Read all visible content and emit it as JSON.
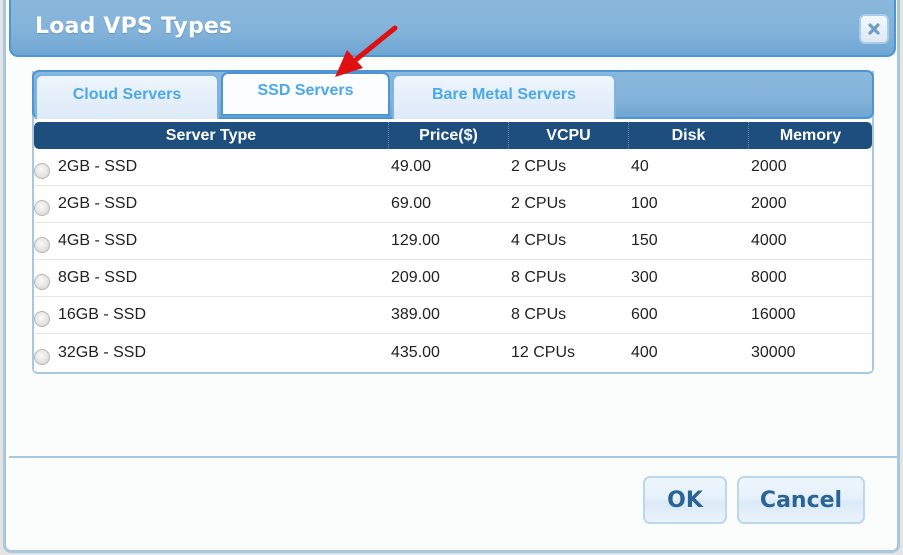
{
  "dialog": {
    "title": "Load VPS Types",
    "close_icon": "close-x-icon"
  },
  "tabs": [
    {
      "label": "Cloud Servers",
      "active": false
    },
    {
      "label": "SSD Servers",
      "active": true
    },
    {
      "label": "Bare Metal Servers",
      "active": false
    }
  ],
  "annotation": {
    "icon": "red-arrow-icon",
    "points_to": "SSD Servers"
  },
  "table": {
    "columns": [
      "Server Type",
      "Price($)",
      "VCPU",
      "Disk",
      "Memory"
    ],
    "rows": [
      {
        "type": "2GB - SSD",
        "price": "49.00",
        "vcpu": "2 CPUs",
        "disk": "40",
        "memory": "2000",
        "selected": false
      },
      {
        "type": "2GB - SSD",
        "price": "69.00",
        "vcpu": "2 CPUs",
        "disk": "100",
        "memory": "2000",
        "selected": false
      },
      {
        "type": "4GB - SSD",
        "price": "129.00",
        "vcpu": "4 CPUs",
        "disk": "150",
        "memory": "4000",
        "selected": false
      },
      {
        "type": "8GB - SSD",
        "price": "209.00",
        "vcpu": "8 CPUs",
        "disk": "300",
        "memory": "8000",
        "selected": false
      },
      {
        "type": "16GB - SSD",
        "price": "389.00",
        "vcpu": "8 CPUs",
        "disk": "600",
        "memory": "16000",
        "selected": false
      },
      {
        "type": "32GB - SSD",
        "price": "435.00",
        "vcpu": "12 CPUs",
        "disk": "400",
        "memory": "30000",
        "selected": false
      }
    ]
  },
  "footer": {
    "ok_label": "OK",
    "cancel_label": "Cancel"
  },
  "colors": {
    "titlebar": "#84b3da",
    "header_row": "#1d4e7e",
    "tab_text": "#4ca8ec",
    "button_text": "#2a6496",
    "arrow": "#e01010"
  }
}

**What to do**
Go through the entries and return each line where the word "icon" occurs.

**Result of the task**
    "close_icon": "close-x-icon"
    "icon": "red-arrow-icon",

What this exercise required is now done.